Are you worried that a past conviction is diminishing your prospects for employment or harming your reputation if someone decides to do a background check? After some time has passed it may be possible to have an old conviction or arrest record sealed and expunged. Consulting with an attorney is the best way to determine whether or not you qualify for an expungement. Only particular cases are eligible for expungement and the clearing up of the criminal record.
When your record is expunged, the details about the crime are legally blacked out, removed, or destroyed from computer files. It makes it as though you never had those charges on your record.
Kansas law does allow for legal expungement of convictions as well as arrest records for any crime in which a jury found the accused not guilty or in which the charges were later dropped. The purpose of achieving an expungement is to be able to honestly answer that you were never arrested or convicted for an offense when filling out information on a job application or a college application.
When a prospective employer, landlord, or someone else performs a background check, the state in the majority of cases will not be able to disclose your conviction or your prior arrest if your record has been expunged. However, bear in mind that law enforcement officials are not responsible for destroying your expunged records. In the event that you are charged with a new crime in the future, the crime for which you have received an expungement may come into play. Furthermore, if you have lost your right to possess a firearm as a result of a previous conviction, you do not regain this right through expungement.
In terms of expungements in Missouri, only a select few criminal charges are eligible for expungement. You are typically eligible for expungement if you were arrested but never charged and if there are no other felony or misdemeanor convictions on your record. The Missouri laws are changing in January 2017 to allow and encourage employers to hire those with an expunged record.
The majority of offenses, including certain violent felonies, may be eligible for expungement, but some crimes like child abuse, murder or sex crimes cannot be expunged. A new Missouri law, however, aims to help those with criminal records to have those convictions expunged. Individuals who may be able to have their criminal records expunged include those convicted of minor in possession of alcohol, DWI, and arrests based on any false information. Those who plead down a DUI or DWI to a lesser offense may be able to have their records expunged as well.

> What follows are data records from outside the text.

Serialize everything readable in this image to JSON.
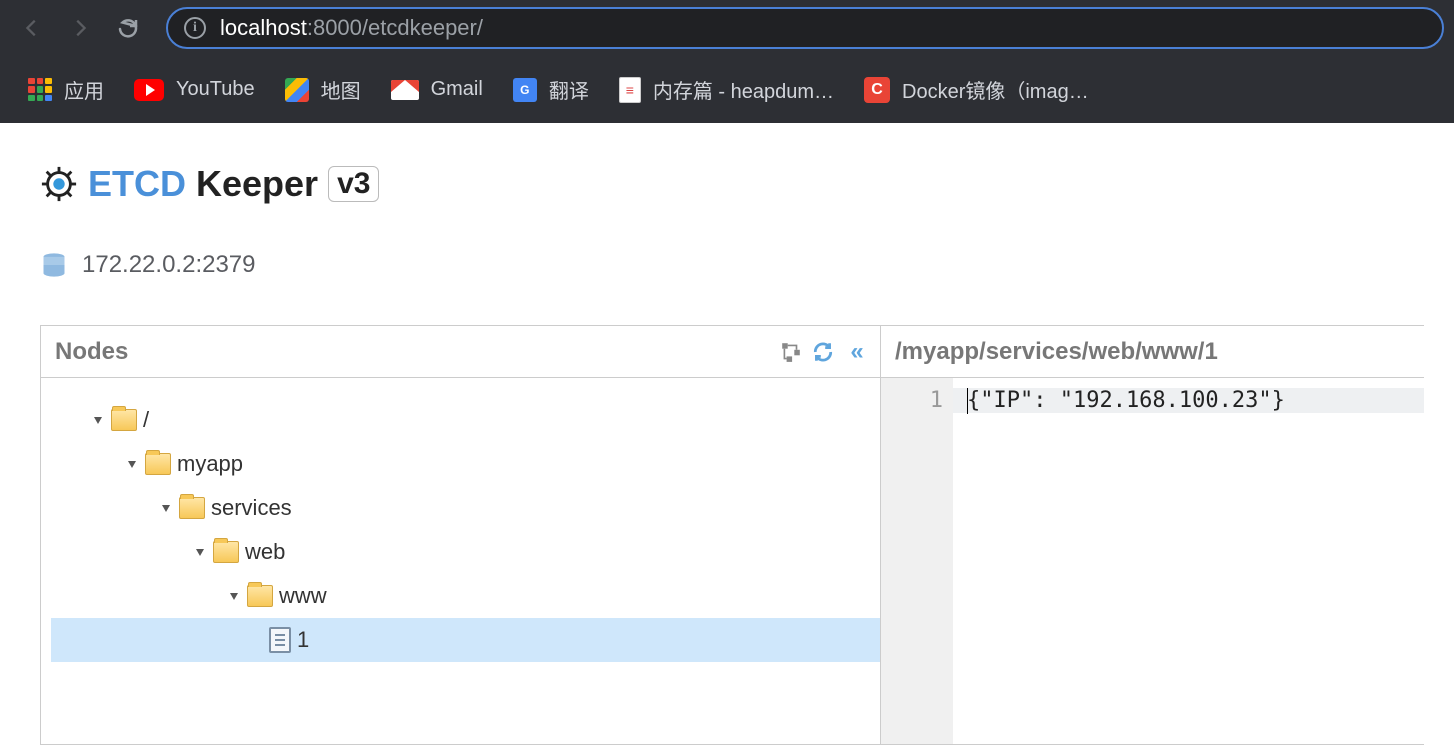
{
  "browser": {
    "url_host": "localhost",
    "url_port": ":8000",
    "url_path": "/etcdkeeper/"
  },
  "bookmarks": {
    "apps": "应用",
    "youtube": "YouTube",
    "maps": "地图",
    "gmail": "Gmail",
    "translate": "翻译",
    "heapdump": "内存篇 - heapdum…",
    "docker": "Docker镜像（imag…"
  },
  "app": {
    "title_brand": "ETCD",
    "title_name": "Keeper",
    "version": "v3",
    "server_address": "172.22.0.2:2379"
  },
  "left_panel": {
    "title": "Nodes",
    "tree": {
      "root": "/",
      "level1": "myapp",
      "level2": "services",
      "level3": "web",
      "level4": "www",
      "leaf": "1"
    }
  },
  "right_panel": {
    "path": "/myapp/services/web/www/1",
    "gutter_1": "1",
    "line_1": "{\"IP\": \"192.168.100.23\"}"
  }
}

For the majority of crimes, you can clear your convictions and arrest three years after you've satisfied the sentence or served your sentence. Certain higher level felonies may require a five-year waiting period. You are only eligible to receive expungement when you've satisfied your sentence in terms of parole, a prison sentence with no post release, diversion, probation and all fines and court costs have been paid.You will need to pay a filing fee in order to have your record expunged as well. An expungement can be a significant step forward to restore your civil rights and allow you to apply for new employment opportunities without worrying about the past conviction or arrests haunting you for many years to come.
Greg Abella works hard to clear your name and get your criminal records expunged so that you can move on with your life. Getting legal help from a talented Missouri/Kansas criminal lawyer is essential when trying to get your records expunged. Attorney Abella’s goal is to respond assertively to potential problems and charges and to keep the client informed at each stage in the process.